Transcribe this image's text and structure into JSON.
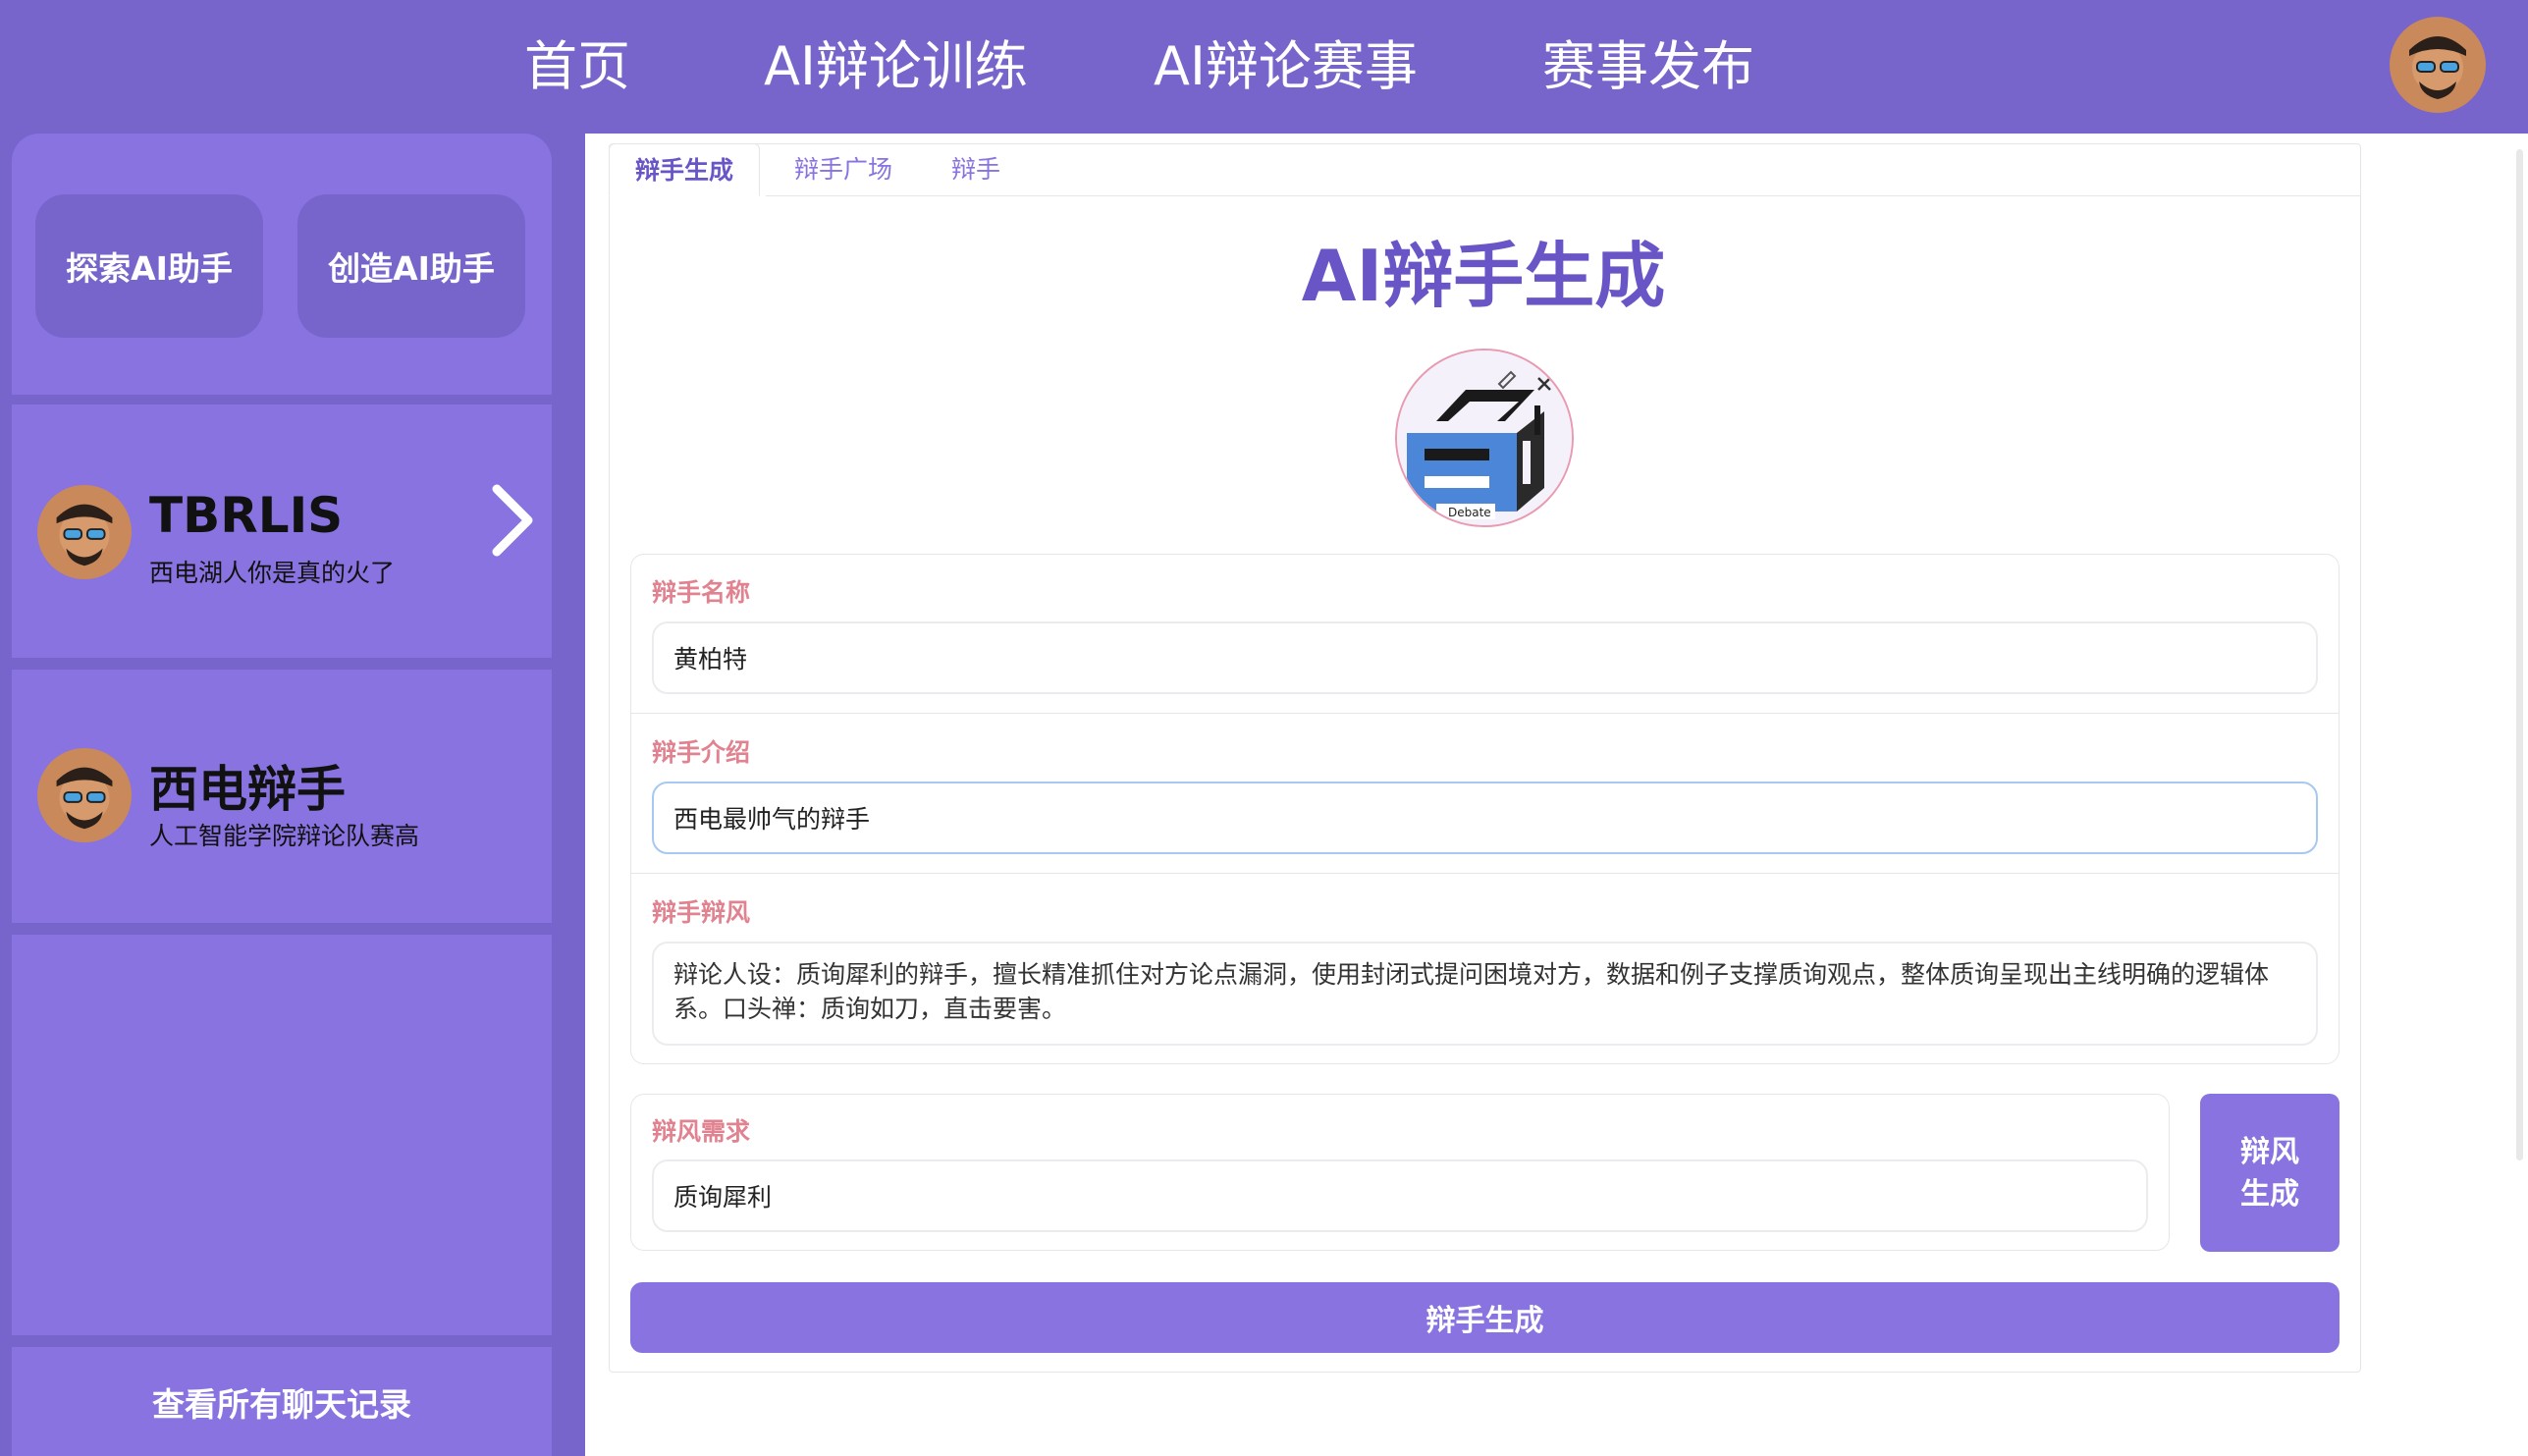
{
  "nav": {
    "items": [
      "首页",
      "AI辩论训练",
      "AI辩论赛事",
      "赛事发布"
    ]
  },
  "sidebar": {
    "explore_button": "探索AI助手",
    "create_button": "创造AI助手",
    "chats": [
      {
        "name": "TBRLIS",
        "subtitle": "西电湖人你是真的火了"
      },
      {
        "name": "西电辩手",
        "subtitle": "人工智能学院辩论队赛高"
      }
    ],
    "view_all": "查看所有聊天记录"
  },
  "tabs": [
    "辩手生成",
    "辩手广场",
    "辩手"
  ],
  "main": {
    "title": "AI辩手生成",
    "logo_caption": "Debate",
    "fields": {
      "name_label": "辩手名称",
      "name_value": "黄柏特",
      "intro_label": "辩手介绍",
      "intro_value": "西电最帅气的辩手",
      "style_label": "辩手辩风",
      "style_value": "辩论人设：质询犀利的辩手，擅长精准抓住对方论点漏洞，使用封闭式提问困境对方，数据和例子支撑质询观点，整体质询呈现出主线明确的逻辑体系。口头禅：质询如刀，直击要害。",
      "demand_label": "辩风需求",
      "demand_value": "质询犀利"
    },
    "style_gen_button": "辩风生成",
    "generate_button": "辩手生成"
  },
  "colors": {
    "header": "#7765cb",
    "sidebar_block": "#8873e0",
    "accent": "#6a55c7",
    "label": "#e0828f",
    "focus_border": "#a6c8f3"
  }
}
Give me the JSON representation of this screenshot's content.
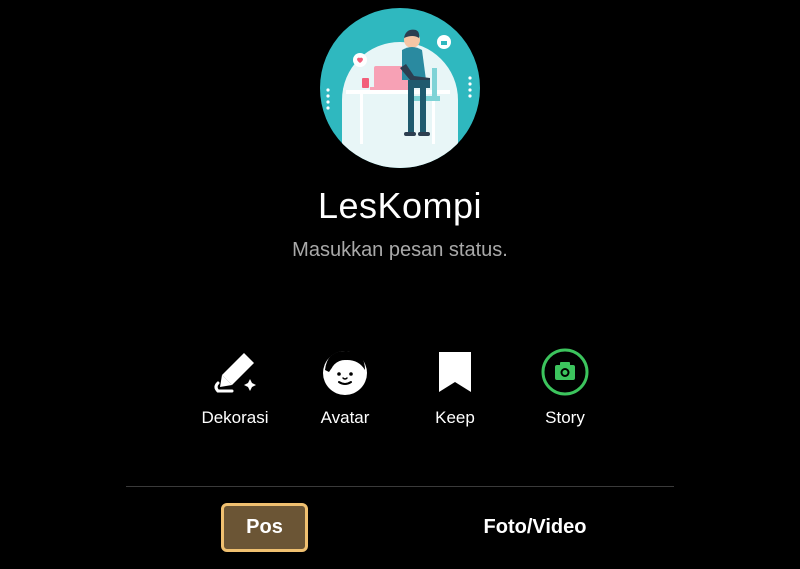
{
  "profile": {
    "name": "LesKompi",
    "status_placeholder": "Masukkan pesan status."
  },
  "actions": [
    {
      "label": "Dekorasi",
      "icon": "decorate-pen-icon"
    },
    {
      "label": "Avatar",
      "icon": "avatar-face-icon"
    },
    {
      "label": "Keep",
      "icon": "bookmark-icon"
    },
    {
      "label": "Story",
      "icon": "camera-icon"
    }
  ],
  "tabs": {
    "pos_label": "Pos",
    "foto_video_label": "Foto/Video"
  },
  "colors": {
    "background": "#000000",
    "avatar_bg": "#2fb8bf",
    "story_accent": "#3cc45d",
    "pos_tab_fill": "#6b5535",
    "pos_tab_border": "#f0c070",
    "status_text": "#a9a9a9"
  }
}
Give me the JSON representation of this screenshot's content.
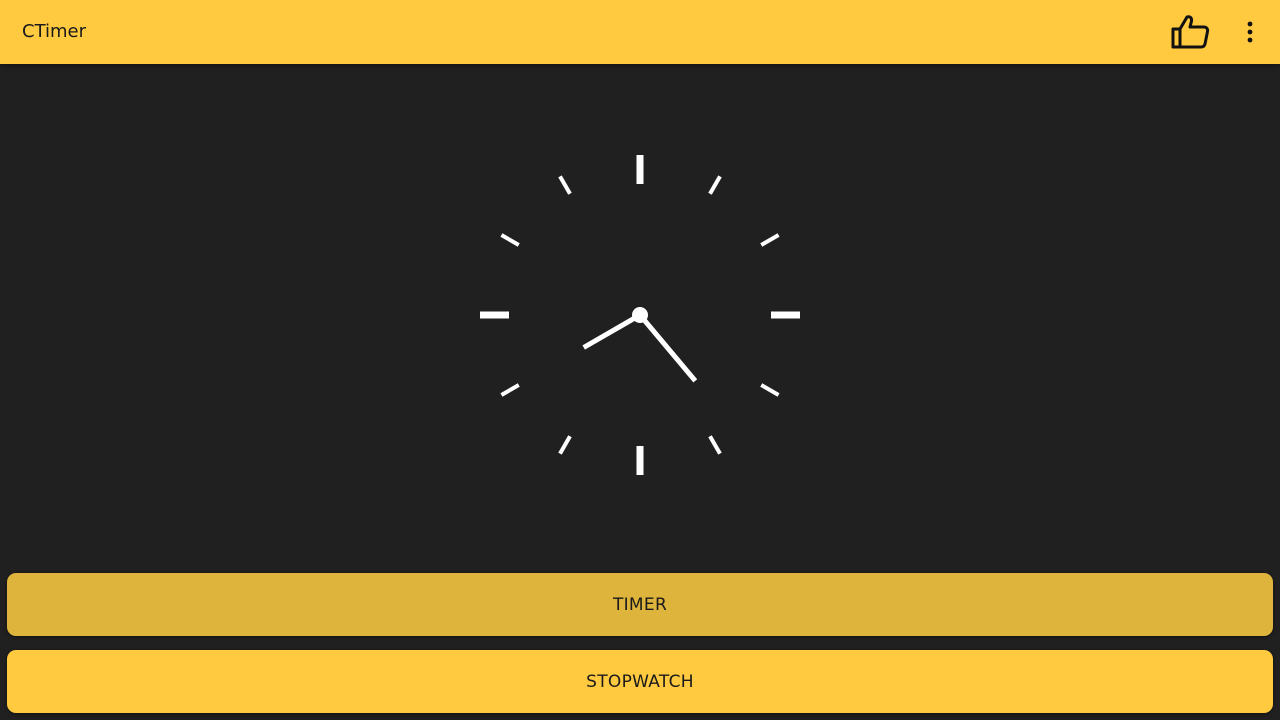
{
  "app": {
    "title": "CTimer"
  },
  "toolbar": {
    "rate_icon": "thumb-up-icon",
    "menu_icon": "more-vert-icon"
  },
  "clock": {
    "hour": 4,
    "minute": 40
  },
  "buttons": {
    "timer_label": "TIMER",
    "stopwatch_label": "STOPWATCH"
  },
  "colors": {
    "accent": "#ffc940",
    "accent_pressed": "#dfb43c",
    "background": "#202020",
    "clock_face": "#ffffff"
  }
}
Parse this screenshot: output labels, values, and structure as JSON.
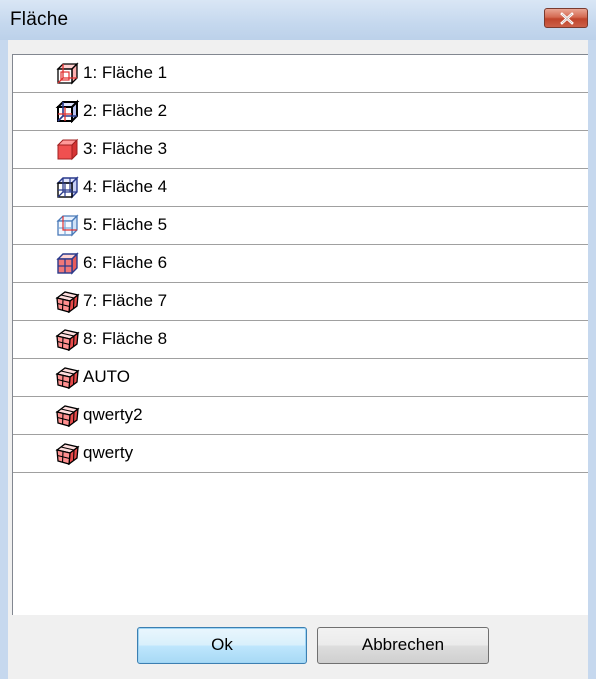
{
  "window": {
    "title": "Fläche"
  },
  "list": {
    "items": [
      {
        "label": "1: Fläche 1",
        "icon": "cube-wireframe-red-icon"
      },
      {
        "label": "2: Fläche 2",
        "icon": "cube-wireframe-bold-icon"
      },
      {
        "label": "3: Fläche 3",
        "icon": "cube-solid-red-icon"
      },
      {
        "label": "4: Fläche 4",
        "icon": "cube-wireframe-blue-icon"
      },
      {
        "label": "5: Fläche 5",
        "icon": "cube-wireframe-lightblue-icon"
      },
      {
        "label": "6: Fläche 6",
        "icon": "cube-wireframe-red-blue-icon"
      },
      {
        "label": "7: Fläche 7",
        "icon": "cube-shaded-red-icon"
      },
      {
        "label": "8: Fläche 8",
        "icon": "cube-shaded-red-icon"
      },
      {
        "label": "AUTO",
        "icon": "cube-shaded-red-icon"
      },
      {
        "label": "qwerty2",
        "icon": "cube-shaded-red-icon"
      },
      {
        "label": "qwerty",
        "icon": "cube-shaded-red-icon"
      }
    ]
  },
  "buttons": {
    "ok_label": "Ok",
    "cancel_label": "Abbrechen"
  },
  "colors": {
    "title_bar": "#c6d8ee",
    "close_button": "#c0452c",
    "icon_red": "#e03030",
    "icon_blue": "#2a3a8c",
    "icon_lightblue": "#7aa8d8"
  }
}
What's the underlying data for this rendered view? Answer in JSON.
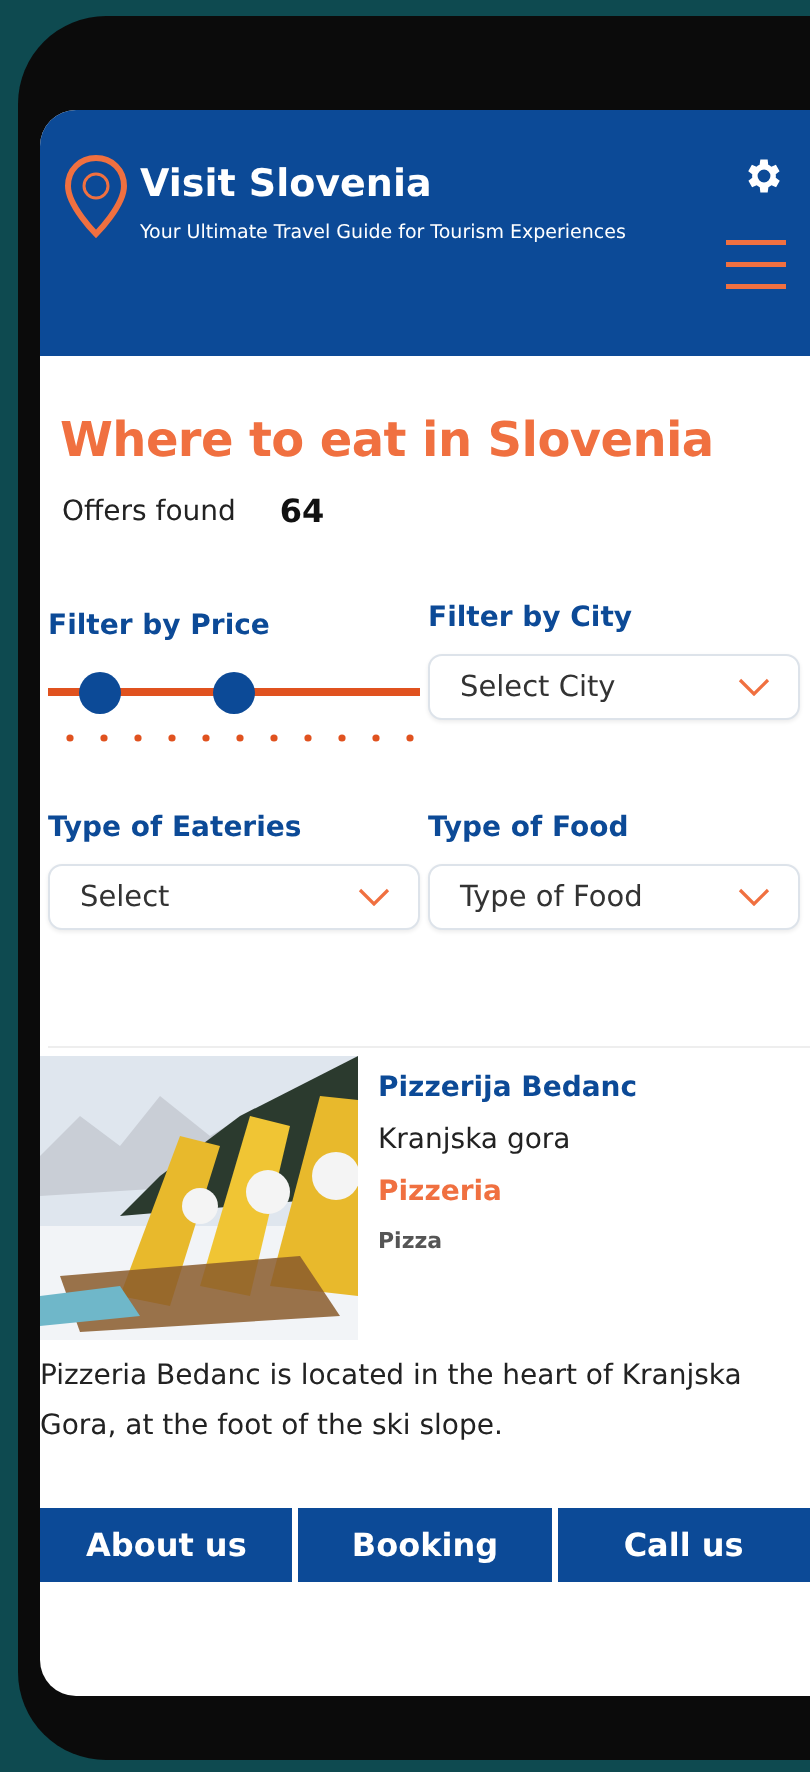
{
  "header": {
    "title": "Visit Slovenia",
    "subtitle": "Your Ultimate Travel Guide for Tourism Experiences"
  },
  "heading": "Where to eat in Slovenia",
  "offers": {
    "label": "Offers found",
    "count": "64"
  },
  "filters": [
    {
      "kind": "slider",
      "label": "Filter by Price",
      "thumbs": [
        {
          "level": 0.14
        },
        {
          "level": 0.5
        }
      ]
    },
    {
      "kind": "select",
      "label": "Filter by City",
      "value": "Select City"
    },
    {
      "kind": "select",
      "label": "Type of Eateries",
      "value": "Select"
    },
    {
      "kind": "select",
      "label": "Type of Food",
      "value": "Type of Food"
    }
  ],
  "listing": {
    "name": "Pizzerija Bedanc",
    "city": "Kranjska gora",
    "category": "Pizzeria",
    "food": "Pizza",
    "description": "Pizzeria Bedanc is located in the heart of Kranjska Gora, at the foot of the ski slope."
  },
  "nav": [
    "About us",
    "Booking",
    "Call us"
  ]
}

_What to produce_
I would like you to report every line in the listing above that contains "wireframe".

_Response for this exercise_
        "icon": "cube-wireframe-red-icon"
        "icon": "cube-wireframe-bold-icon"
        "icon": "cube-wireframe-blue-icon"
        "icon": "cube-wireframe-lightblue-icon"
        "icon": "cube-wireframe-red-blue-icon"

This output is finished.